**PROBLEM DETAILS:**
Each entry is to be retyped exactly as it stands.

++++++++

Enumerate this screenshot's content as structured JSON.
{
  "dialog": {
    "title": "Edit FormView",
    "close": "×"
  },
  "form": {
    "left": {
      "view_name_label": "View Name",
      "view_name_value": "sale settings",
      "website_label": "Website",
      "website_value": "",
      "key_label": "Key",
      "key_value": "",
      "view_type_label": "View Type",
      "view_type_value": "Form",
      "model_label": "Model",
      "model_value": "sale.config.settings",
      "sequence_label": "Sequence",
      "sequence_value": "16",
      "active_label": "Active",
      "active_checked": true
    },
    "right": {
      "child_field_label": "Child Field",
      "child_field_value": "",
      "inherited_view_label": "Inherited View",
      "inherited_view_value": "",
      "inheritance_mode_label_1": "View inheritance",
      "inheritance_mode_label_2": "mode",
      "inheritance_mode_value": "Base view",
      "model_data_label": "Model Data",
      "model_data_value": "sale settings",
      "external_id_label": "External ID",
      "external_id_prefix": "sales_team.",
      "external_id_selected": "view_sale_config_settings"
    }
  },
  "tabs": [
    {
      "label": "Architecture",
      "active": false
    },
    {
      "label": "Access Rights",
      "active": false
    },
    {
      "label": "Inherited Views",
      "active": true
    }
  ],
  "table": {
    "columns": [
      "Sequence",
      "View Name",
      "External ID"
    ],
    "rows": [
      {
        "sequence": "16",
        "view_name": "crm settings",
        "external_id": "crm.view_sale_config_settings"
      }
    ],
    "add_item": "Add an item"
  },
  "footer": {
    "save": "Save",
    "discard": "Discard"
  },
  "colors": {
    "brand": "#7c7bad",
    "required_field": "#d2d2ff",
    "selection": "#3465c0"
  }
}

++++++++

**WRITTEN REPLY:**
Enumerate this screenshot's content as structured JSON.
{
  "dialog": {
    "title": "Edit FormView",
    "close": "×"
  },
  "form": {
    "left": {
      "view_name_label": "View Name",
      "view_name_value": "sale settings",
      "website_label": "Website",
      "website_value": "",
      "key_label": "Key",
      "key_value": "",
      "view_type_label": "View Type",
      "view_type_value": "Form",
      "model_label": "Model",
      "model_value": "sale.config.settings",
      "sequence_label": "Sequence",
      "sequence_value": "16",
      "active_label": "Active",
      "active_checked": true
    },
    "right": {
      "child_field_label": "Child Field",
      "child_field_value": "",
      "inherited_view_label": "Inherited View",
      "inherited_view_value": "",
      "inheritance_mode_label_1": "View inheritance",
      "inheritance_mode_label_2": "mode",
      "inheritance_mode_value": "Base view",
      "model_data_label": "Model Data",
      "model_data_value": "sale settings",
      "external_id_label": "External ID",
      "external_id_prefix": "sales_team.",
      "external_id_selected": "view_sale_config_settings"
    }
  },
  "tabs": [
    {
      "label": "Architecture",
      "active": false
    },
    {
      "label": "Access Rights",
      "active": false
    },
    {
      "label": "Inherited Views",
      "active": true
    }
  ],
  "table": {
    "columns": [
      "Sequence",
      "View Name",
      "External ID"
    ],
    "rows": [
      {
        "sequence": "16",
        "view_name": "crm settings",
        "external_id": "crm.view_sale_config_settings"
      }
    ],
    "add_item": "Add an item"
  },
  "footer": {
    "save": "Save",
    "discard": "Discard"
  },
  "colors": {
    "brand": "#7c7bad",
    "required_field": "#d2d2ff",
    "selection": "#3465c0"
  }
}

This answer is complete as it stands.